> [Dataset]:
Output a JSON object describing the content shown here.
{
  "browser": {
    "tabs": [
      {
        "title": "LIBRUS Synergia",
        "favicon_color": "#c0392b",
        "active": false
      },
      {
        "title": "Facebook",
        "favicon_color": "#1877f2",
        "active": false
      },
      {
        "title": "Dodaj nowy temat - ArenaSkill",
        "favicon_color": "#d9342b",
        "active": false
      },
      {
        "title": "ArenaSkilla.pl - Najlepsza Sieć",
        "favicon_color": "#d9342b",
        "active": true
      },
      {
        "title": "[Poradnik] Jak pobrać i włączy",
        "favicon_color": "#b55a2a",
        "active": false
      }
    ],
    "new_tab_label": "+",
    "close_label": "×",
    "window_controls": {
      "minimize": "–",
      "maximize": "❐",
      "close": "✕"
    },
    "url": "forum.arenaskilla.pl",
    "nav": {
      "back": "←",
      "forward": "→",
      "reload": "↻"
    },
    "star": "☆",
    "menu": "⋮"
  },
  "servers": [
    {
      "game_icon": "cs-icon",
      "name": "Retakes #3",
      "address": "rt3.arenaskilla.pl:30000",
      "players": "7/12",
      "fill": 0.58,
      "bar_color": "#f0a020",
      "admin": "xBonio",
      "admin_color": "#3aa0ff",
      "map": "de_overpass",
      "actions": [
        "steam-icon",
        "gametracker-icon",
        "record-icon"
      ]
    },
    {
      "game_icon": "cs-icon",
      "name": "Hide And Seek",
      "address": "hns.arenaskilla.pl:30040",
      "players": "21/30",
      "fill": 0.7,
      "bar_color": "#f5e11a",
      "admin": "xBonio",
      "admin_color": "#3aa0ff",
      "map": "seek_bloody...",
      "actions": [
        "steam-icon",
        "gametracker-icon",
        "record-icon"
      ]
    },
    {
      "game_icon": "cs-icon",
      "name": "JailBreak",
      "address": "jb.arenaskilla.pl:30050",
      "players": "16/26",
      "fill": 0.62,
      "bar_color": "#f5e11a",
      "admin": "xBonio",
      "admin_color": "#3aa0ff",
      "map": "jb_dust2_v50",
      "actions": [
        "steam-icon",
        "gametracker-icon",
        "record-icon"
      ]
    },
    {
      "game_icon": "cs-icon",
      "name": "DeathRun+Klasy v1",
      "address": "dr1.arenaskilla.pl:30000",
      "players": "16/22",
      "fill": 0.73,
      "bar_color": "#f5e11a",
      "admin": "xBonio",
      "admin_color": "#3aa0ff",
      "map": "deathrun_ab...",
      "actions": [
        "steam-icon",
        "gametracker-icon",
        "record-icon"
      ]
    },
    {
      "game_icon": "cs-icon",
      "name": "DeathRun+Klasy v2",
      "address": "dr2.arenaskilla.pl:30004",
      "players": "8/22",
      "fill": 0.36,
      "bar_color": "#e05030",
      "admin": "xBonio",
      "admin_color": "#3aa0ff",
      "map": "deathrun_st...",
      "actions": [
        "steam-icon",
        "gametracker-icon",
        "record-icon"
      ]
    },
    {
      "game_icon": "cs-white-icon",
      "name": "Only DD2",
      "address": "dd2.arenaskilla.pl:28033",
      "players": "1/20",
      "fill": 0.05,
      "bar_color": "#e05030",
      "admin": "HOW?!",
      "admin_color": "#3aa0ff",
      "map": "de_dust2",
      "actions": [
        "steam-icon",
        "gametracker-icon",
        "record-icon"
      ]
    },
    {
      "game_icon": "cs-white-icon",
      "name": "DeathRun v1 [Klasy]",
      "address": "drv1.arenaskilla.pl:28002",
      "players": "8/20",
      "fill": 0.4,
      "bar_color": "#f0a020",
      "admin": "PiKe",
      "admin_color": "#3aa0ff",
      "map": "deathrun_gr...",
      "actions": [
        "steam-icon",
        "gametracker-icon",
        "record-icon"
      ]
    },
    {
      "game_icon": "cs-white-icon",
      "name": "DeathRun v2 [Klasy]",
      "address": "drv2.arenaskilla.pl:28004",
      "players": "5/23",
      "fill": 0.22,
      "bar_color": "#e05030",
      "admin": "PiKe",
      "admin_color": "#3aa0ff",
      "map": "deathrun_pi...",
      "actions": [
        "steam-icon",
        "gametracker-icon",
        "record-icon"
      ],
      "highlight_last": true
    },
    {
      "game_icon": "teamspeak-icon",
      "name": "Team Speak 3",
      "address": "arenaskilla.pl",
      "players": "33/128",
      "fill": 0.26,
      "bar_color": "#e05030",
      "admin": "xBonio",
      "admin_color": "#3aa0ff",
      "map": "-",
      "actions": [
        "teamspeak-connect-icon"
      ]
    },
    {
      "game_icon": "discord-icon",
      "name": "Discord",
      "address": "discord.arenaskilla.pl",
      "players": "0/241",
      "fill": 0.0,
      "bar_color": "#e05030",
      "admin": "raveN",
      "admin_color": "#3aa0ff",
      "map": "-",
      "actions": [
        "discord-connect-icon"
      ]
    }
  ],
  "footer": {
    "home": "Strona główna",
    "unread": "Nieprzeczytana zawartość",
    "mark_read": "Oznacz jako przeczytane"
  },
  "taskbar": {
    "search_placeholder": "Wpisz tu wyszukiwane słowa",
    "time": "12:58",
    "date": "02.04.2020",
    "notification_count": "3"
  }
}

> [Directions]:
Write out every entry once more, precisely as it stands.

> [Finished exercise]:
Output a JSON object describing the content shown here.
{
  "browser": {
    "tabs": [
      {
        "title": "LIBRUS Synergia",
        "favicon_color": "#c0392b",
        "active": false
      },
      {
        "title": "Facebook",
        "favicon_color": "#1877f2",
        "active": false
      },
      {
        "title": "Dodaj nowy temat - ArenaSkill",
        "favicon_color": "#d9342b",
        "active": false
      },
      {
        "title": "ArenaSkilla.pl - Najlepsza Sieć",
        "favicon_color": "#d9342b",
        "active": true
      },
      {
        "title": "[Poradnik] Jak pobrać i włączy",
        "favicon_color": "#b55a2a",
        "active": false
      }
    ],
    "new_tab_label": "+",
    "close_label": "×",
    "window_controls": {
      "minimize": "–",
      "maximize": "❐",
      "close": "✕"
    },
    "url": "forum.arenaskilla.pl",
    "nav": {
      "back": "←",
      "forward": "→",
      "reload": "↻"
    },
    "star": "☆",
    "menu": "⋮"
  },
  "servers": [
    {
      "game_icon": "cs-icon",
      "name": "Retakes #3",
      "address": "rt3.arenaskilla.pl:30000",
      "players": "7/12",
      "fill": 0.58,
      "bar_color": "#f0a020",
      "admin": "xBonio",
      "admin_color": "#3aa0ff",
      "map": "de_overpass",
      "actions": [
        "steam-icon",
        "gametracker-icon",
        "record-icon"
      ]
    },
    {
      "game_icon": "cs-icon",
      "name": "Hide And Seek",
      "address": "hns.arenaskilla.pl:30040",
      "players": "21/30",
      "fill": 0.7,
      "bar_color": "#f5e11a",
      "admin": "xBonio",
      "admin_color": "#3aa0ff",
      "map": "seek_bloody...",
      "actions": [
        "steam-icon",
        "gametracker-icon",
        "record-icon"
      ]
    },
    {
      "game_icon": "cs-icon",
      "name": "JailBreak",
      "address": "jb.arenaskilla.pl:30050",
      "players": "16/26",
      "fill": 0.62,
      "bar_color": "#f5e11a",
      "admin": "xBonio",
      "admin_color": "#3aa0ff",
      "map": "jb_dust2_v50",
      "actions": [
        "steam-icon",
        "gametracker-icon",
        "record-icon"
      ]
    },
    {
      "game_icon": "cs-icon",
      "name": "DeathRun+Klasy v1",
      "address": "dr1.arenaskilla.pl:30000",
      "players": "16/22",
      "fill": 0.73,
      "bar_color": "#f5e11a",
      "admin": "xBonio",
      "admin_color": "#3aa0ff",
      "map": "deathrun_ab...",
      "actions": [
        "steam-icon",
        "gametracker-icon",
        "record-icon"
      ]
    },
    {
      "game_icon": "cs-icon",
      "name": "DeathRun+Klasy v2",
      "address": "dr2.arenaskilla.pl:30004",
      "players": "8/22",
      "fill": 0.36,
      "bar_color": "#e05030",
      "admin": "xBonio",
      "admin_color": "#3aa0ff",
      "map": "deathrun_st...",
      "actions": [
        "steam-icon",
        "gametracker-icon",
        "record-icon"
      ]
    },
    {
      "game_icon": "cs-white-icon",
      "name": "Only DD2",
      "address": "dd2.arenaskilla.pl:28033",
      "players": "1/20",
      "fill": 0.05,
      "bar_color": "#e05030",
      "admin": "HOW?!",
      "admin_color": "#3aa0ff",
      "map": "de_dust2",
      "actions": [
        "steam-icon",
        "gametracker-icon",
        "record-icon"
      ]
    },
    {
      "game_icon": "cs-white-icon",
      "name": "DeathRun v1 [Klasy]",
      "address": "drv1.arenaskilla.pl:28002",
      "players": "8/20",
      "fill": 0.4,
      "bar_color": "#f0a020",
      "admin": "PiKe",
      "admin_color": "#3aa0ff",
      "map": "deathrun_gr...",
      "actions": [
        "steam-icon",
        "gametracker-icon",
        "record-icon"
      ]
    },
    {
      "game_icon": "cs-white-icon",
      "name": "DeathRun v2 [Klasy]",
      "address": "drv2.arenaskilla.pl:28004",
      "players": "5/23",
      "fill": 0.22,
      "bar_color": "#e05030",
      "admin": "PiKe",
      "admin_color": "#3aa0ff",
      "map": "deathrun_pi...",
      "actions": [
        "steam-icon",
        "gametracker-icon",
        "record-icon"
      ],
      "highlight_last": true
    },
    {
      "game_icon": "teamspeak-icon",
      "name": "Team Speak 3",
      "address": "arenaskilla.pl",
      "players": "33/128",
      "fill": 0.26,
      "bar_color": "#e05030",
      "admin": "xBonio",
      "admin_color": "#3aa0ff",
      "map": "-",
      "actions": [
        "teamspeak-connect-icon"
      ]
    },
    {
      "game_icon": "discord-icon",
      "name": "Discord",
      "address": "discord.arenaskilla.pl",
      "players": "0/241",
      "fill": 0.0,
      "bar_color": "#e05030",
      "admin": "raveN",
      "admin_color": "#3aa0ff",
      "map": "-",
      "actions": [
        "discord-connect-icon"
      ]
    }
  ],
  "footer": {
    "home": "Strona główna",
    "unread": "Nieprzeczytana zawartość",
    "mark_read": "Oznacz jako przeczytane"
  },
  "taskbar": {
    "search_placeholder": "Wpisz tu wyszukiwane słowa",
    "time": "12:58",
    "date": "02.04.2020",
    "notification_count": "3"
  }
}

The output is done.